Seehausen O , Butlin RK , Keller I , et al. (2014) Genomics and the origin of species. Nature Reviews. Genetics 15: 176–192.

Sodeland M , Jorde PE , Lien S , et al. (2016) “Islands of divergence” in the Atlantic Cod genome represent polymorphic chromosomal rearrangements. Genome Biology and Evolution 8: 1012–1022.

Stapley J , Reger J , Feulner PGD , et al. (2010) Adaptation genomics: the next generation. Trends in Ecology & Evolution 25: 705–712.

Storz JF (2005) Using genome scans of DNA polymorphism to infer adaptive population divergence. Molecular Ecology 14: 671–688.

Turner TL , Hahn MW and Nuzhdin SV (2005) Genomic islands of speciation in Anopheles gambiae . PLoS Biology 3: 1572.

Wu CI (2001) The genic view of the process of speciation. Journal of Evolutionary Biology 14: 851–865.

Yeaman S and Whitlock MC (2011) The genetic architecture of adaptation under migration–selection balance. Evolution 65: 1897–1911.

Yeaman S (2013) Genomic rearrangements and the evolution of clusters of locally adaptive loci. Proceedings of the National Academy of Sciences of the United States of America 110: E1743–E1751.

Yeaman S , Aeschbacher S and Burger R (2016) The evolution of genomic islands by increased establishment probability of linked alleles. Molecular Ecology 25: 2542–2558.

Further Reading

Coyne JA and Orr HA (2004) Speciation. Sunderland: Sinauer Associates, Inc.

Ellegren H (2014) Genome sequencing and population genomics in non‐model organisms. Trends in Ecology & Evolution 29: 51–63.

Feder JL , Egan SP and Nosil P (2012) The genomics of speciation‐with‐gene‐flow.
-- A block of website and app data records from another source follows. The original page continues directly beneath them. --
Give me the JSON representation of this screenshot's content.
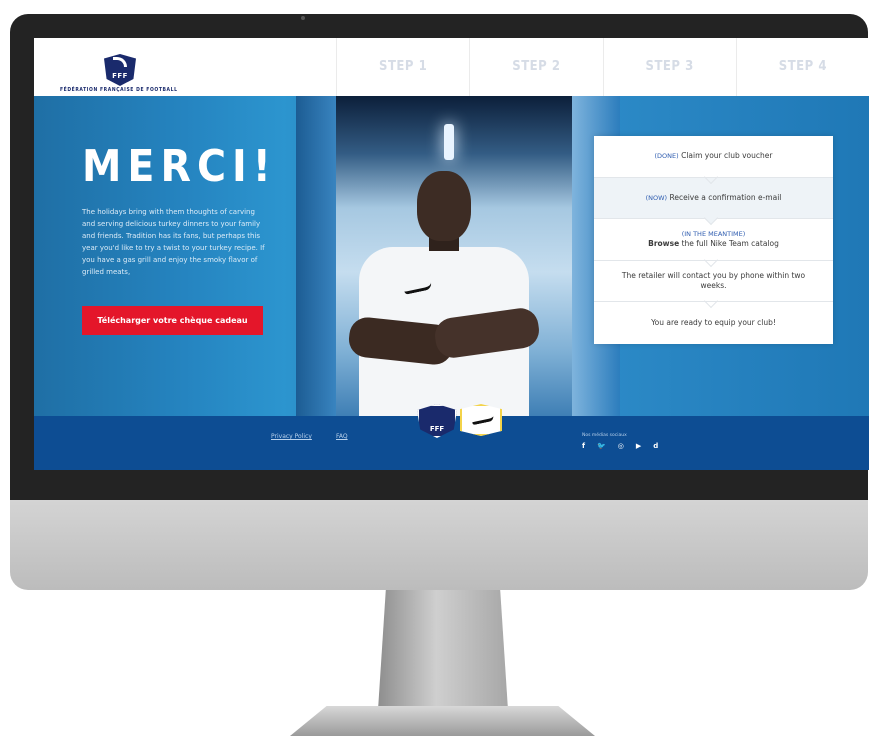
{
  "header": {
    "logo_text": "FFF",
    "federation_name": "FÉDÉRATION FRANÇAISE DE FOOTBALL",
    "steps": [
      "STEP 1",
      "STEP 2",
      "STEP 3",
      "STEP 4"
    ]
  },
  "hero": {
    "title": "MERCI!",
    "intro": "The holidays bring with them thoughts of carving and serving delicious turkey dinners to your family and friends. Tradition has its fans, but perhaps this year you'd like to try a twist to your turkey recipe. If you have a gas grill and enjoy the smoky flavor of grilled meats,",
    "cta_label": "Télécharger votre chèque cadeau"
  },
  "checklist": [
    {
      "tag": "(DONE)",
      "text": "Claim your club voucher",
      "tag_inline": true
    },
    {
      "tag": "(NOW)",
      "text": "Receive a confirmation e-mail",
      "tag_inline": true
    },
    {
      "tag": "(IN THE MEANTIME)",
      "bold": "Browse",
      "text": "the full Nike Team catalog"
    },
    {
      "text": "The retailer will contact you by phone within two weeks."
    },
    {
      "text": "You are ready to equip your club!"
    }
  ],
  "footer": {
    "privacy_label": "Privacy Policy",
    "faq_label": "FAQ",
    "badge_text": "FFF",
    "social_label": "Nos médias sociaux",
    "social_icons": [
      "f",
      "twitter-icon",
      "instagram-icon",
      "youtube-icon",
      "dailymotion-icon"
    ],
    "social_glyphs": [
      "f",
      "🐦",
      "◎",
      "▶",
      "d"
    ]
  },
  "colors": {
    "header_blue": "#1a2a6c",
    "cta_red": "#e4162a",
    "footer_blue": "#0d4d93",
    "tag_blue": "#2f5db0"
  }
}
Trends in Genetics 28: 342–350.

Rice AM , Rudh A , Ellegren H and Qvarnström A (2011) A guide to the genomics of ecological speciation in natural animal populations. Ecology Letters 14: 9–18.

Ravinet M , Faria R , Butlin RK , et al. (2017) Interpreting the genomic landscape of speciation: a road map for finding barriers to gene flow. Journal of Evolutionary Biology 30: 1450–1477.
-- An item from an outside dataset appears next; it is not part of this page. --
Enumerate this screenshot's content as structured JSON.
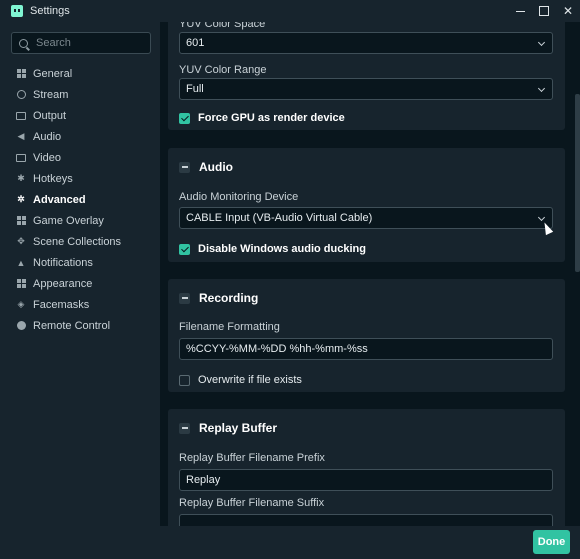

Seehausen O , Butlin RK , Keller I , et al. (2014) Genomics and the origin of species. Nature Reviews. Genetics 15: 176–192.

Wolf JB and Ellegren H (2017) Making sense of genomic islands of differentiation in light of speciation. Nature Reviews. Genetics 18: 87–100.

Contact Editor close
Submit a note to the editor about this article by filling in the form below.

* Required Field

How to Cite close
Elmer, Kathryn R(Feb 2019) Barrier Loci and Evolution. In: eLS. John Wiley & Sons Ltd, Chichester. http://www.els.net [doi: 10.1002/9780470015902.a0028138]